Personally, I have few concerns about posting location, heck, last year I played around with publicly posting my location for weeks, hour by hour, via GPS. Its the type of location posting on Twitter that I struggle to navigate. I have no interest in what I call observational broadcasting or egocasting — using Twitter to essentially say “here check my life”. There is a subtle point here I will try to unpack. Egocasting for me feeds two aspects of my relationship to the network that I don’t want to feed — both of these aspects are related let me try to distinguish them clearly. First it serves to increase my awareness of the network about my physical space, encouraging me to observe an experience vs. engage and hope to understand an experience. Second it serves to feed my ego’s need to push or publish that awareness to the public network. I personally, don’t want to develop either of these traits. When I am somewhere I want to try experience where I am, not the experience of what sharing the experience of where I am will be. This might be personal, I know its personally important to me — its somewhat I feel strongly about to ramble on about it here.

Back to London and the memorial service. I wanted to share my experience but I wanted to share it in a direct and personal way with a small group. The tools to do this dont really exist today beyond email.

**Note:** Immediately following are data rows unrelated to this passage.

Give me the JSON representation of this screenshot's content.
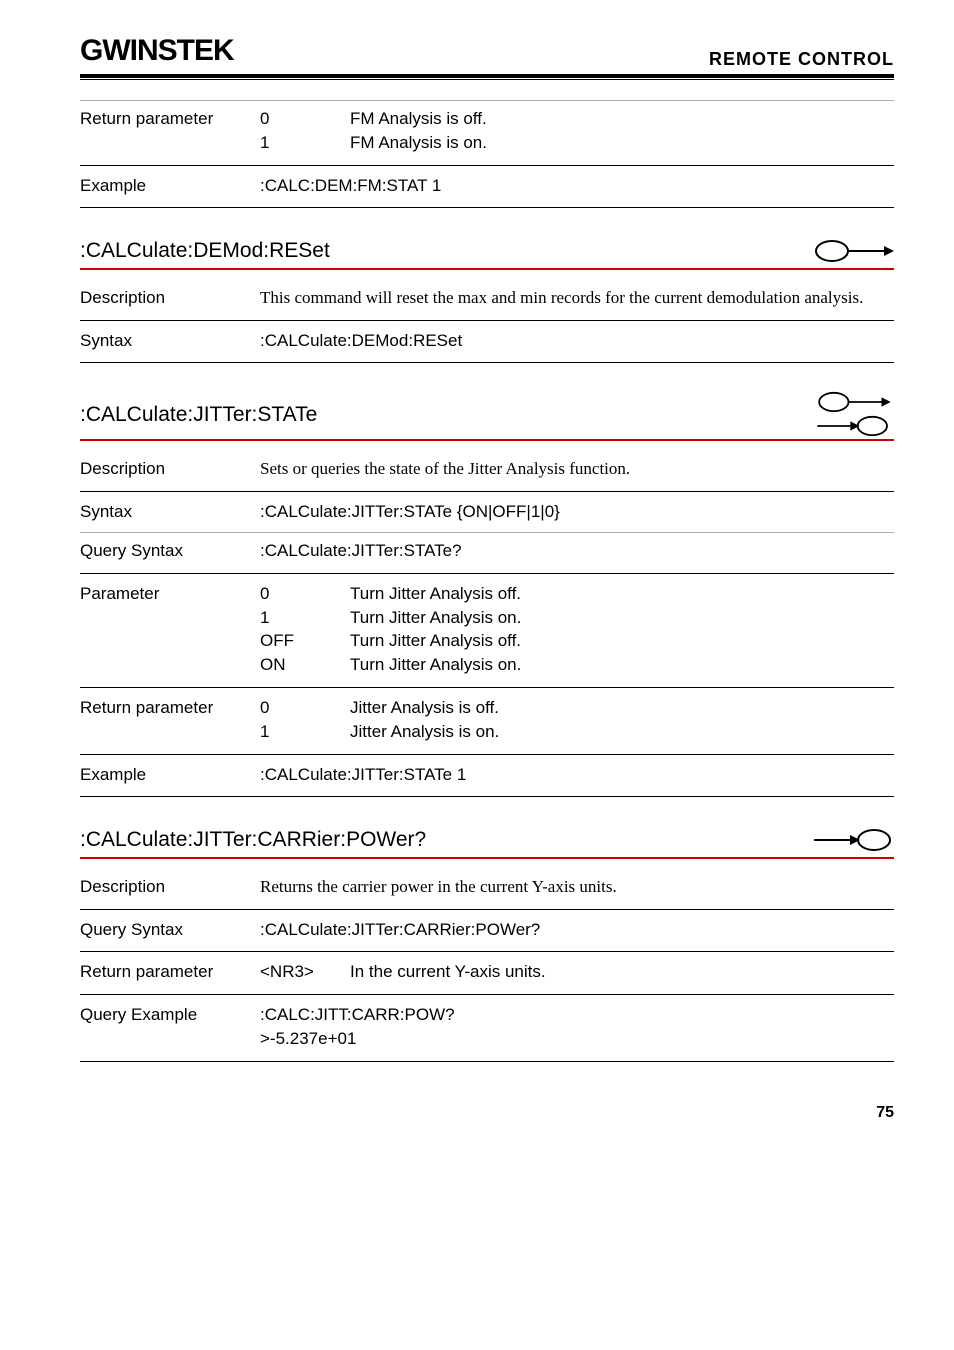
{
  "header": {
    "logo_text": "GWINSTEK",
    "title": "REMOTE CONTROL"
  },
  "top_table": {
    "return_param_label": "Return parameter",
    "rp0_key": "0",
    "rp0_val": "FM Analysis is off.",
    "rp1_key": "1",
    "rp1_val": "FM Analysis is on.",
    "example_label": "Example",
    "example_val": ":CALC:DEM:FM:STAT 1"
  },
  "cmd1": {
    "title": ":CALCulate:DEMod:RESet",
    "desc_label": "Description",
    "desc_text": "This command will reset the max and min records for the current demodulation analysis.",
    "syntax_label": "Syntax",
    "syntax_val": ":CALCulate:DEMod:RESet"
  },
  "cmd2": {
    "title": ":CALCulate:JITTer:STATe",
    "desc_label": "Description",
    "desc_text": "Sets or queries the state of the Jitter Analysis function.",
    "syntax_label": "Syntax",
    "syntax_val": ":CALCulate:JITTer:STATe {ON|OFF|1|0}",
    "qsyntax_label": "Query Syntax",
    "qsyntax_val": ":CALCulate:JITTer:STATe?",
    "param_label": "Parameter",
    "p0_key": "0",
    "p0_val": "Turn Jitter Analysis off.",
    "p1_key": "1",
    "p1_val": "Turn Jitter Analysis on.",
    "p2_key": "OFF",
    "p2_val": "Turn Jitter Analysis off.",
    "p3_key": "ON",
    "p3_val": "Turn Jitter Analysis on.",
    "rp_label": "Return parameter",
    "r0_key": "0",
    "r0_val": "Jitter Analysis is off.",
    "r1_key": "1",
    "r1_val": "Jitter Analysis is on.",
    "example_label": "Example",
    "example_val": ":CALCulate:JITTer:STATe 1"
  },
  "cmd3": {
    "title": ":CALCulate:JITTer:CARRier:POWer?",
    "desc_label": "Description",
    "desc_text": "Returns the carrier power in the current Y-axis units.",
    "qsyntax_label": "Query Syntax",
    "qsyntax_val": ":CALCulate:JITTer:CARRier:POWer?",
    "rp_label": "Return parameter",
    "rp_key": "<NR3>",
    "rp_val": "In the current Y-axis units.",
    "qex_label": "Query Example",
    "qex_line1": ":CALC:JITT:CARR:POW?",
    "qex_line2": ">-5.237e+01"
  },
  "page_num": "75"
}
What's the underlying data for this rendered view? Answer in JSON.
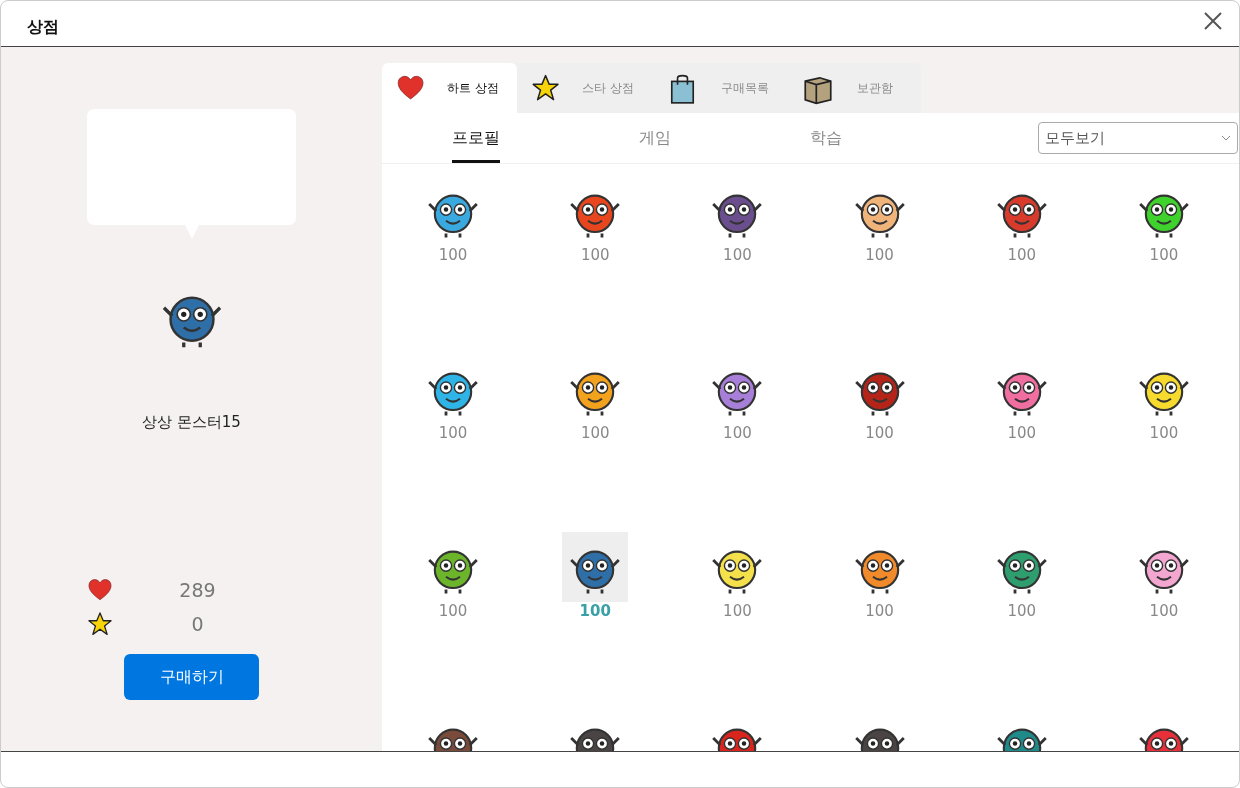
{
  "window": {
    "title": "상점"
  },
  "preview": {
    "name": "상상 몬스터15",
    "color": "#2f6fa8"
  },
  "balance": [
    {
      "kind": "heart",
      "value": "289"
    },
    {
      "kind": "star",
      "value": "0"
    }
  ],
  "buy_button": "구매하기",
  "shop_tabs": [
    {
      "kind": "heart",
      "label": "하트 상점",
      "selected": true
    },
    {
      "kind": "star",
      "label": "스타 상점",
      "selected": false
    },
    {
      "kind": "bag",
      "label": "구매목록",
      "selected": false
    },
    {
      "kind": "box",
      "label": "보관함",
      "selected": false
    }
  ],
  "category_tabs": [
    {
      "label": "프로필",
      "selected": true
    },
    {
      "label": "게임",
      "selected": false
    },
    {
      "label": "학습",
      "selected": false
    }
  ],
  "filter": {
    "value": "모두보기"
  },
  "items": [
    {
      "color": "#3aa9e0",
      "price": "100",
      "selected": false
    },
    {
      "color": "#e8461e",
      "price": "100",
      "selected": false
    },
    {
      "color": "#6b4e8e",
      "price": "100",
      "selected": false
    },
    {
      "color": "#f0b47a",
      "price": "100",
      "selected": false
    },
    {
      "color": "#d83a2c",
      "price": "100",
      "selected": false
    },
    {
      "color": "#3fd12c",
      "price": "100",
      "selected": false
    },
    {
      "color": "#2fb4e8",
      "price": "100",
      "selected": false
    },
    {
      "color": "#f2a21c",
      "price": "100",
      "selected": false
    },
    {
      "color": "#a77fd8",
      "price": "100",
      "selected": false
    },
    {
      "color": "#b52418",
      "price": "100",
      "selected": false
    },
    {
      "color": "#f06ea0",
      "price": "100",
      "selected": false
    },
    {
      "color": "#f7da2e",
      "price": "100",
      "selected": false
    },
    {
      "color": "#6cb52a",
      "price": "100",
      "selected": false
    },
    {
      "color": "#2f6fa8",
      "price": "100",
      "selected": true
    },
    {
      "color": "#f4e04a",
      "price": "100",
      "selected": false
    },
    {
      "color": "#f08a2a",
      "price": "100",
      "selected": false
    },
    {
      "color": "#2e9e6e",
      "price": "100",
      "selected": false
    },
    {
      "color": "#f2a6d0",
      "price": "100",
      "selected": false
    },
    {
      "color": "#7a4a3a",
      "selected": false
    },
    {
      "color": "#4a4444",
      "selected": false
    },
    {
      "color": "#d8261e",
      "selected": false
    },
    {
      "color": "#4a4444",
      "selected": false
    },
    {
      "color": "#1f8a8a",
      "selected": false
    },
    {
      "color": "#e8303a",
      "selected": false
    }
  ]
}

Years ago bullentin boards and communities like the Well or Panix served this need. But today the scope of Facebook or Myspace is insanely broad and as a consequence it lacks the dynamic evolution of human relationships. The designation of friends on many social sites is clumsy and broad — on Facebook I get to shoehorn the type of relationship I have with you into one of 14 categories. And then there is the issue of missing prana that I remember reading about in a piece by Barlow over a decade ago. Friends are not the 150 friends I have on Facebook, friendship is a dynamic human experience and shoehorning it into a set of categories is dehumanizing. The network needs to serve us, not us the network. To the extent possible, I seek to be very intentional about how i interact with the network.

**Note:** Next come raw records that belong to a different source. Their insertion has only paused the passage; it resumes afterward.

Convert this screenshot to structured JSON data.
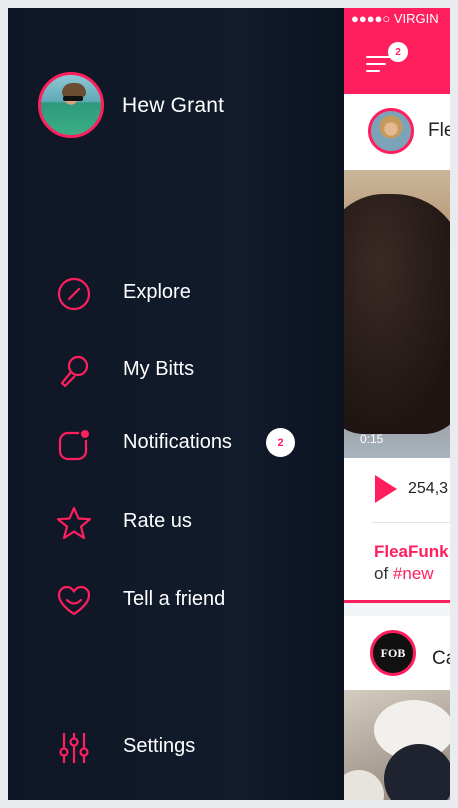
{
  "profile": {
    "name": "Hew Grant"
  },
  "menu": [
    {
      "label": "Explore",
      "icon": "compass-icon"
    },
    {
      "label": "My Bitts",
      "icon": "microphone-icon"
    },
    {
      "label": "Notifications",
      "icon": "notification-icon",
      "badge": "2"
    },
    {
      "label": "Rate us",
      "icon": "star-icon"
    },
    {
      "label": "Tell a friend",
      "icon": "heart-smile-icon"
    },
    {
      "label": "Settings",
      "icon": "sliders-icon"
    }
  ],
  "status_bar": {
    "carrier": "●●●●○ VIRGIN"
  },
  "header": {
    "menu_badge": "2"
  },
  "feed": {
    "post1": {
      "name": "Fle",
      "video_time": "0:15",
      "views": "254,3",
      "caption_user": "FleaFunk",
      "caption_prefix": "of ",
      "caption_tag": "#new"
    },
    "post2": {
      "name": "Ca",
      "avatar_text": "FOB"
    }
  },
  "colors": {
    "accent": "#ff1f5e",
    "drawer_bg": "#0f1726"
  }
}
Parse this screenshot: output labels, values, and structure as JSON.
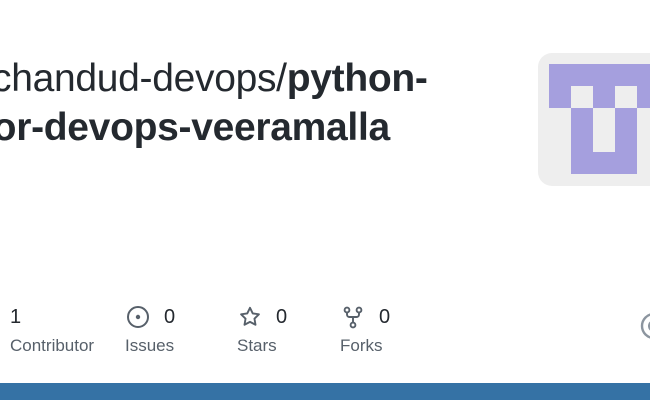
{
  "repo": {
    "owner": "chandud-devops/",
    "name_line1": "python-",
    "name_line2": "for-devops-veeramalla"
  },
  "avatar": {
    "icon": "identicon",
    "color": "#a59fde",
    "background": "#eeeeee"
  },
  "stats": [
    {
      "count": "1",
      "label": "Contributor",
      "icon": "people-icon"
    },
    {
      "count": "0",
      "label": "Issues",
      "icon": "issue-opened-icon"
    },
    {
      "count": "0",
      "label": "Stars",
      "icon": "star-icon"
    },
    {
      "count": "0",
      "label": "Forks",
      "icon": "repo-forked-icon"
    }
  ],
  "colors": {
    "title_text": "#24292f",
    "muted_text": "#57606a",
    "bottom_bar": "#3572a5"
  }
}
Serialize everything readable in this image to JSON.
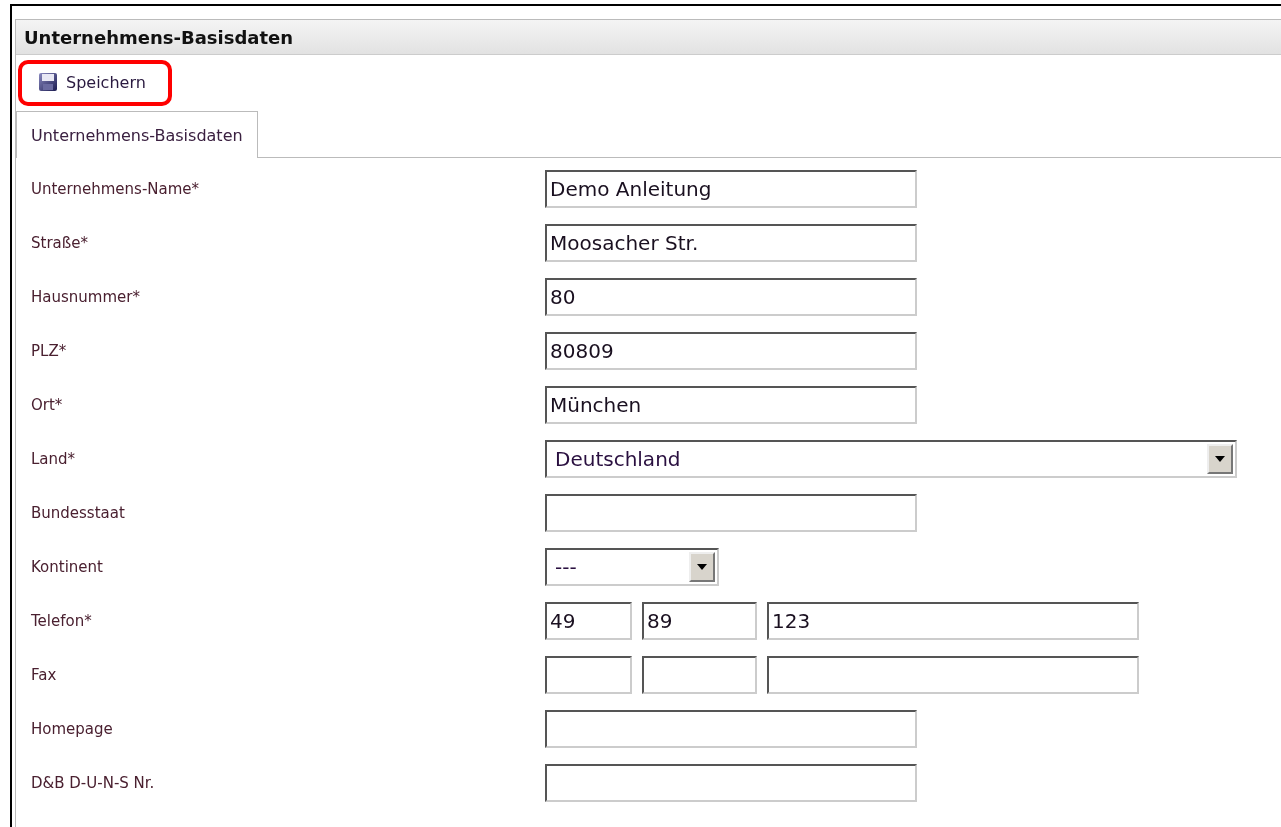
{
  "panel": {
    "title": "Unternehmens-Basisdaten"
  },
  "toolbar": {
    "save_button": {
      "label": "Speichern",
      "highlighted": true
    }
  },
  "tabs": [
    {
      "label": "Unternehmens-Basisdaten",
      "selected": true
    }
  ],
  "form": {
    "rows": [
      {
        "label": "Unternehmens-Name*",
        "kind": "text",
        "values": [
          "Demo Anleitung"
        ]
      },
      {
        "label": "Straße*",
        "kind": "text",
        "values": [
          "Moosacher Str."
        ]
      },
      {
        "label": "Hausnummer*",
        "kind": "text",
        "values": [
          "80"
        ]
      },
      {
        "label": "PLZ*",
        "kind": "text",
        "values": [
          "80809"
        ]
      },
      {
        "label": "Ort*",
        "kind": "text",
        "values": [
          "München"
        ]
      },
      {
        "label": "Land*",
        "kind": "select",
        "values": [
          "Deutschland"
        ]
      },
      {
        "label": "Bundesstaat",
        "kind": "text"
      },
      {
        "label": "Kontinent",
        "kind": "short-select",
        "values": [
          "---"
        ]
      },
      {
        "label": "Telefon*",
        "kind": "phone",
        "values": [
          "49",
          "89",
          "123"
        ]
      },
      {
        "label": "Fax",
        "kind": "phone"
      },
      {
        "label": "Homepage",
        "kind": "text"
      },
      {
        "label": "D&B D-U-N-S Nr.",
        "kind": "text"
      }
    ]
  }
}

One aspect of the network and the internet that I do want to feed is its capacity to enhance and help us remember. So let me close with the address that was given at the service.

The priests who gave the address at the service was the priest who had married my nephew eight years ago, he was also his god father. His address was very frank and ungarnished with religious dogma. He couldn’t avoid it — he wasn’t just the representative of a religion here he was the god father — he was someone who actually had to resolve how this kind of loss can sustain his belief not undermine it. He spoke very directly about how he resolves belief in God with the loss of someone in their mid-thirties, a husband, a father, who has spent fifteen years struggling with cancer. How do you square that circle? Here I am going to tread with clumsy steps on heaps of theological thinking, but I have asked this question myself, here and before and I haven’t heard many answers, he offered one.

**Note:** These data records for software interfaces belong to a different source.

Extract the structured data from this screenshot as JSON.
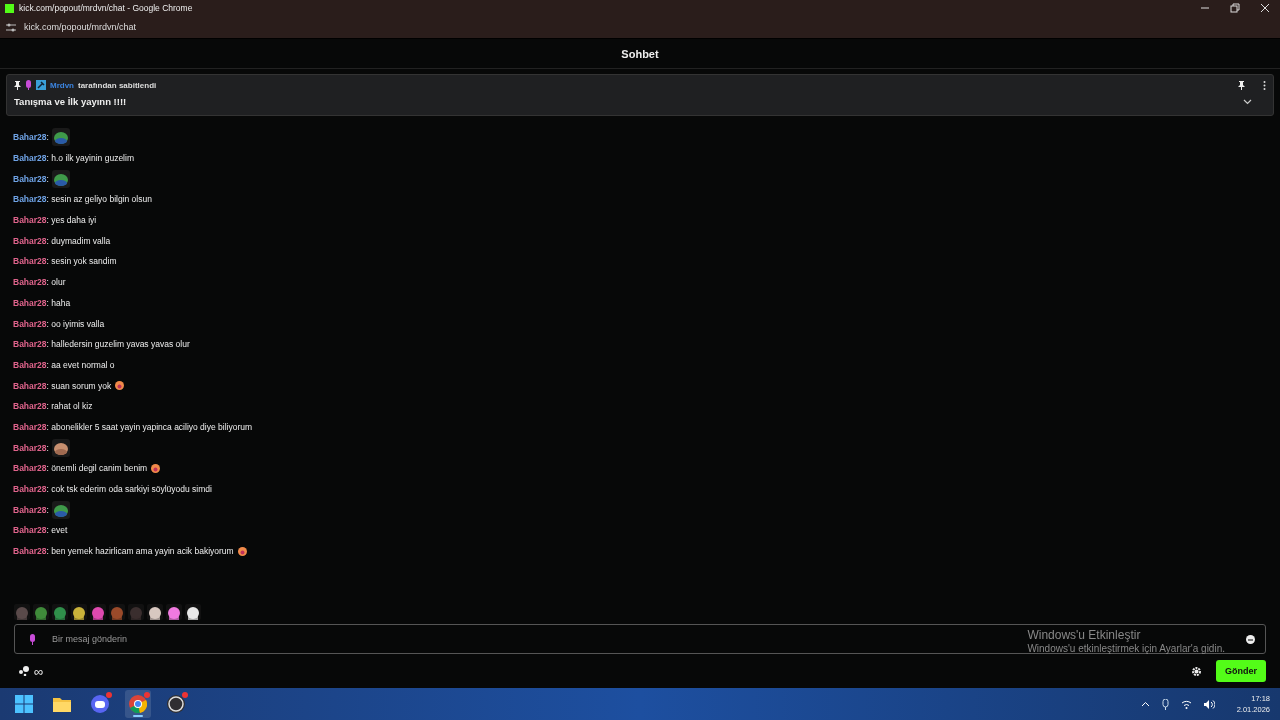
{
  "browser": {
    "title": "kick.com/popout/mrdvn/chat - Google Chrome",
    "url": "kick.com/popout/mrdvn/chat"
  },
  "header": {
    "title": "Sohbet"
  },
  "pinned": {
    "user": "Mrdvn",
    "label": "tarafından sabitlendi",
    "message": "Tanışma ve İlk yayınn !!!!"
  },
  "messages": [
    {
      "user": "Bahar28",
      "color": "#6fa3e6",
      "kind": "emote",
      "text": ":"
    },
    {
      "user": "Bahar28",
      "color": "#6fa3e6",
      "kind": "text",
      "text": ": h.o ilk yayinin guzelim",
      "emoji": false
    },
    {
      "user": "Bahar28",
      "color": "#6fa3e6",
      "kind": "emote",
      "text": ":"
    },
    {
      "user": "Bahar28",
      "color": "#6fa3e6",
      "kind": "text",
      "text": ": sesin az geliyo bilgin olsun",
      "emoji": false
    },
    {
      "user": "Bahar28",
      "color": "#e0648c",
      "kind": "text",
      "text": ": yes daha iyi",
      "emoji": false
    },
    {
      "user": "Bahar28",
      "color": "#e0648c",
      "kind": "text",
      "text": ": duymadim valla",
      "emoji": false
    },
    {
      "user": "Bahar28",
      "color": "#e0648c",
      "kind": "text",
      "text": ": sesin yok sandim",
      "emoji": false
    },
    {
      "user": "Bahar28",
      "color": "#e0648c",
      "kind": "text",
      "text": ": olur",
      "emoji": false
    },
    {
      "user": "Bahar28",
      "color": "#e0648c",
      "kind": "text",
      "text": ": haha",
      "emoji": false
    },
    {
      "user": "Bahar28",
      "color": "#e0648c",
      "kind": "text",
      "text": ": oo iyimis valla",
      "emoji": false
    },
    {
      "user": "Bahar28",
      "color": "#e0648c",
      "kind": "text",
      "text": ": halledersin guzelim yavas yavas olur",
      "emoji": false
    },
    {
      "user": "Bahar28",
      "color": "#e0648c",
      "kind": "text",
      "text": ": aa evet normal o",
      "emoji": false
    },
    {
      "user": "Bahar28",
      "color": "#e0648c",
      "kind": "text",
      "text": ": suan sorum yok",
      "emoji": true
    },
    {
      "user": "Bahar28",
      "color": "#e0648c",
      "kind": "text",
      "text": ": rahat ol kiz",
      "emoji": false
    },
    {
      "user": "Bahar28",
      "color": "#e0648c",
      "kind": "text",
      "text": ": abonelikler 5 saat yayin yapinca aciliyo diye biliyorum",
      "emoji": false
    },
    {
      "user": "Bahar28",
      "color": "#e0648c",
      "kind": "emote",
      "text": ":"
    },
    {
      "user": "Bahar28",
      "color": "#e0648c",
      "kind": "text",
      "text": ": önemli degil canim benim",
      "emoji": true
    },
    {
      "user": "Bahar28",
      "color": "#e0648c",
      "kind": "text",
      "text": ": cok tsk ederim oda sarkiyi söylüyodu simdi",
      "emoji": false
    },
    {
      "user": "Bahar28",
      "color": "#e0648c",
      "kind": "emote",
      "text": ":"
    },
    {
      "user": "Bahar28",
      "color": "#e0648c",
      "kind": "text",
      "text": ": evet",
      "emoji": false
    },
    {
      "user": "Bahar28",
      "color": "#e0648c",
      "kind": "text",
      "text": ": ben yemek hazirlicam ama yayin acik bakiyorum",
      "emoji": true
    }
  ],
  "composer": {
    "placeholder": "Bir mesaj gönderin",
    "infinity": "∞",
    "send": "Gönder"
  },
  "activation": {
    "title": "Windows'u Etkinleştir",
    "subtitle": "Windows'u etkinleştirmek için Ayarlar'a gidin."
  },
  "taskbar": {
    "apps": [
      {
        "kind": "start",
        "selected": false,
        "badge": false
      },
      {
        "kind": "folder",
        "selected": false,
        "badge": false
      },
      {
        "kind": "chat",
        "selected": false,
        "badge": true
      },
      {
        "kind": "browser",
        "selected": true,
        "badge": true
      },
      {
        "kind": "recorder",
        "selected": false,
        "badge": true
      }
    ],
    "time": "17:18",
    "date": "2.01.2026"
  }
}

He focussed in on the question of whether he views God as a personal, active God or a passive observer of life. He said that one time that God actively participated was when he gave his son to mankind. That one act aside he said God isn’t an active God. That one act was an act of giving, an act that ended with his son dying at age 33 screaming, “My God, my God, why have you forsaken me”. That act, that intervention in our lives, he said, only served to illustrate that our lives our lived by us, but against a backdrop, of something greater than us.

In closing a piece by S Hall Young, from the service:

Let me die working,
Still tackling plans unfinished, tasks undone!
Clean to its end, swift may my race be run.
No laggard steps, no faltering, no shirking;
Let me die working.

Let me die thinking,
Let me fare forth still with an open mind,
Fresh secrets to unfold, new truths to find,
My soul undimmed, alert, no question blinking;
Let me die thinking.

Let me die giving,
The substance of life, for life’s enriching;
Time, things and self on heaven converging,
No selfish thought, love redeeming, living;
Let me die giving.